*Exercise objective*. What is needed is an exact copy of every entry below, minus the images.

*Available data*.
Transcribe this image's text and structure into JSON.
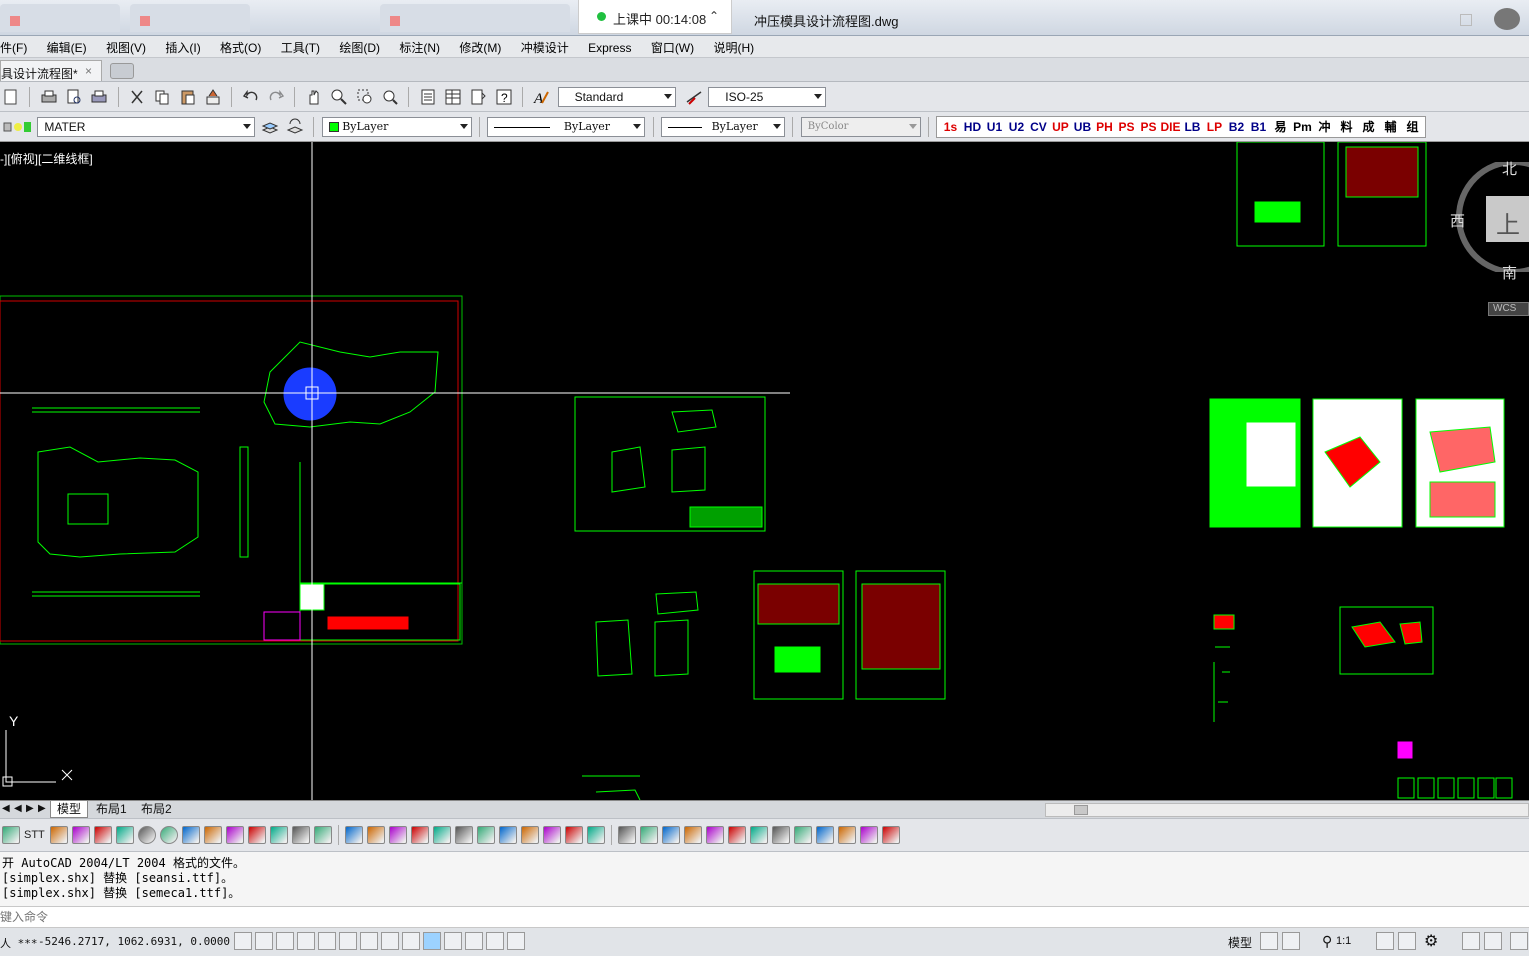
{
  "window": {
    "browser_tab_1": "",
    "browser_tab_2": "",
    "browser_tab_3": "",
    "live_status": "上课中 00:14:08",
    "file_title": "冲压模具设计流程图.dwg"
  },
  "menu": {
    "items": [
      "件(F)",
      "编辑(E)",
      "视图(V)",
      "插入(I)",
      "格式(O)",
      "工具(T)",
      "绘图(D)",
      "标注(N)",
      "修改(M)",
      "冲模设计",
      "Express",
      "窗口(W)",
      "说明(H)"
    ]
  },
  "doc_tab": {
    "label": "具设计流程图*",
    "close": "×"
  },
  "toolbar1": {
    "text_style": "Standard",
    "dim_style": "ISO-25"
  },
  "toolbar2": {
    "layer": "MATER",
    "color": "ByLayer",
    "linetype": "ByLayer",
    "lineweight": "ByLayer",
    "plotstyle": "ByColor",
    "custom_buttons": [
      "1s",
      "HD",
      "U1",
      "U2",
      "CV",
      "UP",
      "UB",
      "PH",
      "PS",
      "PS",
      "DIE",
      "LB",
      "LP",
      "B2",
      "B1",
      "易",
      "Pm",
      "冲",
      "料",
      "成",
      "輔",
      "组"
    ]
  },
  "viewport": {
    "label": "-][俯视][二维线框]",
    "viewcube": {
      "north": "北",
      "south": "南",
      "west": "西",
      "face": "上",
      "wcs": "WCS"
    },
    "ucs": {
      "y": "Y",
      "x": "X"
    }
  },
  "layout_tabs": [
    "模型",
    "布局1",
    "布局2"
  ],
  "toolbar3": {
    "stt": "STT"
  },
  "command": {
    "history": [
      "开 AutoCAD 2004/LT 2004 格式的文件。",
      "[simplex.shx] 替换 [seansi.ttf]。",
      "[simplex.shx] 替换 [semeca1.ttf]。"
    ],
    "prompt": "键入命令"
  },
  "status": {
    "coords": "-5246.2717, 1062.6931, 0.0000",
    "prefix": "人 ***",
    "model_label": "模型",
    "scale": "1:1"
  },
  "colors": {
    "drawing_green": "#00ff00",
    "highlight_blue": "#1a3cff",
    "title_red": "#ff0000",
    "magenta": "#ff00ff"
  }
}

*Exercise answer*.
Transcribe this image's text and structure into JSON.
{
  "window": {
    "browser_tab_1": "",
    "browser_tab_2": "",
    "browser_tab_3": "",
    "live_status": "上课中 00:14:08",
    "file_title": "冲压模具设计流程图.dwg"
  },
  "menu": {
    "items": [
      "件(F)",
      "编辑(E)",
      "视图(V)",
      "插入(I)",
      "格式(O)",
      "工具(T)",
      "绘图(D)",
      "标注(N)",
      "修改(M)",
      "冲模设计",
      "Express",
      "窗口(W)",
      "说明(H)"
    ]
  },
  "doc_tab": {
    "label": "具设计流程图*",
    "close": "×"
  },
  "toolbar1": {
    "text_style": "Standard",
    "dim_style": "ISO-25"
  },
  "toolbar2": {
    "layer": "MATER",
    "color": "ByLayer",
    "linetype": "ByLayer",
    "lineweight": "ByLayer",
    "plotstyle": "ByColor",
    "custom_buttons": [
      "1s",
      "HD",
      "U1",
      "U2",
      "CV",
      "UP",
      "UB",
      "PH",
      "PS",
      "PS",
      "DIE",
      "LB",
      "LP",
      "B2",
      "B1",
      "易",
      "Pm",
      "冲",
      "料",
      "成",
      "輔",
      "组"
    ]
  },
  "viewport": {
    "label": "-][俯视][二维线框]",
    "viewcube": {
      "north": "北",
      "south": "南",
      "west": "西",
      "face": "上",
      "wcs": "WCS"
    },
    "ucs": {
      "y": "Y",
      "x": "X"
    }
  },
  "layout_tabs": [
    "模型",
    "布局1",
    "布局2"
  ],
  "toolbar3": {
    "stt": "STT"
  },
  "command": {
    "history": [
      "开 AutoCAD 2004/LT 2004 格式的文件。",
      "[simplex.shx] 替换 [seansi.ttf]。",
      "[simplex.shx] 替换 [semeca1.ttf]。"
    ],
    "prompt": "键入命令"
  },
  "status": {
    "coords": "-5246.2717, 1062.6931, 0.0000",
    "prefix": "人 ***",
    "model_label": "模型",
    "scale": "1:1"
  },
  "colors": {
    "drawing_green": "#00ff00",
    "highlight_blue": "#1a3cff",
    "title_red": "#ff0000",
    "magenta": "#ff00ff"
  }
}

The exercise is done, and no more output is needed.